Does the current pain of financing just affect small underfunded companies, with weak pipelines? It seems not. Last month, Vertex announced it was selling its European milestone payments for its ph III program, Telaprevir for hepatitis C. Key points in the release, regarding the value of these milestones and likely timing, state that:
The milestones anticipated for telaprevir in Europe include $100 million related to regulatory filing and approval and $150 million related to launch of telaprevir.
Vertex anticipates, based on projected development and commercial timelines for telaprevir, and assuming successful development, that it will earn these milestones prior to April 2012. If the intended sale of the future milestone payments announced today is successful, Vertex would receive a one-time cash payment that reflects a substantial percentage of these future milestones payable by Janssen.
We don’t know what the value would be of the “potential one-time cash payment”, but it has to be significant. And this isn’t the first time Vertex has engineered such a deal to realize some future milestone payments in return for cash today – it did a similar deal with its two HIV drugs, under its 1993 license deal with Glaxo, in 2008 for a one-time payment of $160 million.
Now, Vertex could be considered one of biotech’s major success stories. The company was founded in 1989, listed in 1991 (NASDAQ: VRTX), with as high a profile as any biotech (being the subject of the fascinating true life account of founding and building a biotech – The Billion Dollar Molecule, by Barry Werth).
Vertex has a current market cap of $6.4 billion, and a strong balance sheet with $754 million in cash and equivalents. (Even if you discount the convertible notes due 2013 of $144 million, this still leaves just over $600 million net cash). And in July it also announced an additional upfront license payment of $105 million from Mitsubishi Tanabe, with future potential milestones, to develop and commercialize Telaprevir in Japan. However, late stage drug development is very expensive, and the current run rate of cash burn is over $650 million (based on Q2 financial results). So, Vertex has just over 1 yr of cash, and is bolstering its balance sheet by judiciously selling off assets which will ultimately support its own drive for Telaprevir in the US and North America.
The moral? As unprofitable and cash burn companies, no biotech can ever rest on its laurels. Cash will always be king, and find any which way you can to fund key value drivers within a portfolio: sell the family silver to save the house.

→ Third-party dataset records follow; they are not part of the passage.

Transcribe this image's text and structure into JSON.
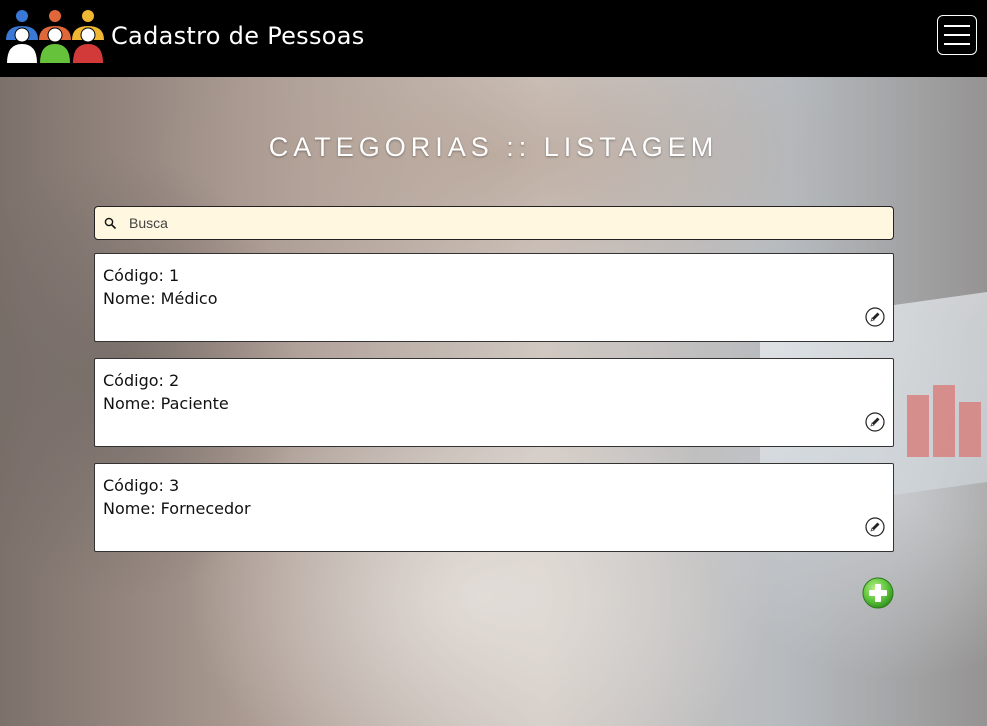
{
  "header": {
    "brand": "Cadastro de Pessoas",
    "logo_icon": "people-group-logo-icon",
    "menu_icon": "hamburger-menu-icon"
  },
  "page": {
    "title": "CATEGORIAS :: LISTAGEM"
  },
  "search": {
    "placeholder": "Busca",
    "value": "",
    "icon": "search-icon"
  },
  "items": [
    {
      "code_label": "Código:",
      "code": "1",
      "name_label": "Nome:",
      "name": "Médico"
    },
    {
      "code_label": "Código:",
      "code": "2",
      "name_label": "Nome:",
      "name": "Paciente"
    },
    {
      "code_label": "Código:",
      "code": "3",
      "name_label": "Nome:",
      "name": "Fornecedor"
    }
  ],
  "actions": {
    "edit_icon": "pencil-edit-icon",
    "add_icon": "plus-add-icon"
  },
  "colors": {
    "navbar": "#000000",
    "search_bg": "#fff7e0",
    "add_green": "#5cc33a",
    "logo_blue": "#3a78d6",
    "logo_orange": "#e0673a",
    "logo_green": "#66c23a",
    "logo_red": "#d23a3a",
    "logo_yellow": "#f0b832"
  }
}
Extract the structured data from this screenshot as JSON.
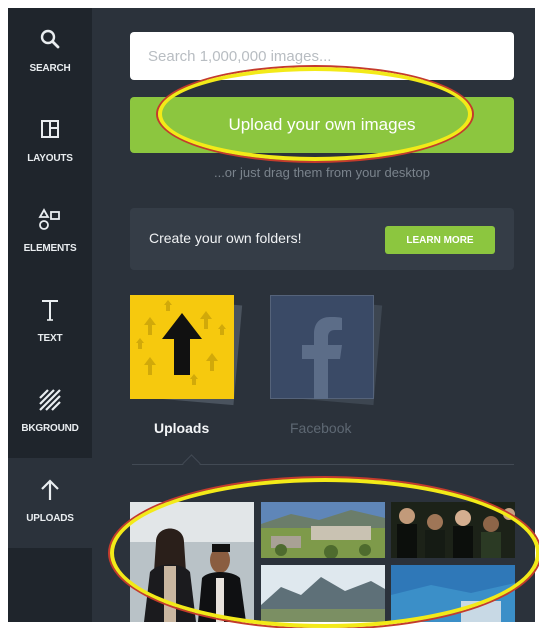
{
  "sidebar": {
    "items": [
      {
        "label": "SEARCH",
        "icon": "search-icon"
      },
      {
        "label": "LAYOUTS",
        "icon": "layouts-icon"
      },
      {
        "label": "ELEMENTS",
        "icon": "elements-icon"
      },
      {
        "label": "TEXT",
        "icon": "text-icon"
      },
      {
        "label": "BKGROUND",
        "icon": "background-icon"
      },
      {
        "label": "UPLOADS",
        "icon": "upload-arrow-icon",
        "active": true
      }
    ]
  },
  "search": {
    "placeholder": "Search 1,000,000 images..."
  },
  "upload": {
    "button_label": "Upload your own images",
    "drag_note": "...or just drag them from your desktop"
  },
  "folders": {
    "text": "Create your own folders!",
    "button_label": "LEARN MORE"
  },
  "sources": [
    {
      "label": "Uploads",
      "active": true
    },
    {
      "label": "Facebook",
      "active": false
    }
  ],
  "colors": {
    "accent": "#8cc63f",
    "sidebar": "#1f252c",
    "panel": "#2b323b",
    "annotation": "#f3ea18"
  }
}
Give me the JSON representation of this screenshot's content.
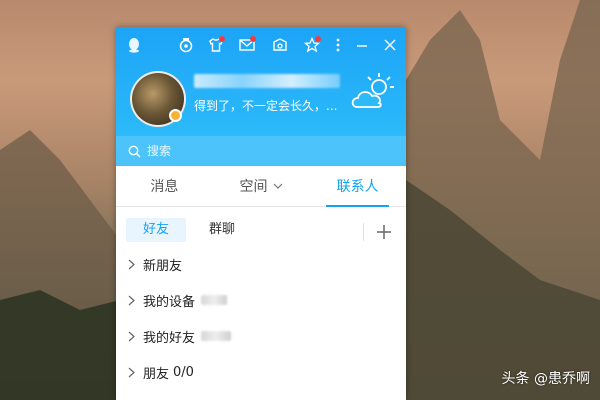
{
  "window": {
    "profile": {
      "signature": "得到了，不一定会长久，...",
      "nickname_hidden": true,
      "status": "away"
    },
    "titlebar": {
      "icons": [
        "qq-logo-icon",
        "vip-medal-icon",
        "skin-shirt-icon",
        "mail-icon",
        "box-icon",
        "star-icon",
        "more-icon",
        "minimize-icon",
        "close-icon"
      ],
      "notification_color": "#f33c3c"
    },
    "search": {
      "placeholder": "搜索"
    },
    "tabs": [
      {
        "label": "消息",
        "active": false
      },
      {
        "label": "空间",
        "active": false
      },
      {
        "label": "联系人",
        "active": true
      }
    ],
    "subtabs": [
      {
        "label": "好友",
        "active": true
      },
      {
        "label": "群聊",
        "active": false
      }
    ],
    "groups": [
      {
        "label": "新朋友",
        "count": ""
      },
      {
        "label": "我的设备",
        "count": ""
      },
      {
        "label": "我的好友",
        "count": ""
      },
      {
        "label": "朋友",
        "count": "0/0"
      }
    ],
    "colors": {
      "header_top": "#1ca4f7",
      "header_bottom": "#2cbaf9",
      "accent": "#12a3f2"
    }
  },
  "watermark": {
    "text": "头条 @患乔啊"
  }
}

This comment was written by Raman Minhas. He is CEO of ATPBio, a consultancy firm providing strategic insight and transaction support to the life sciences industry.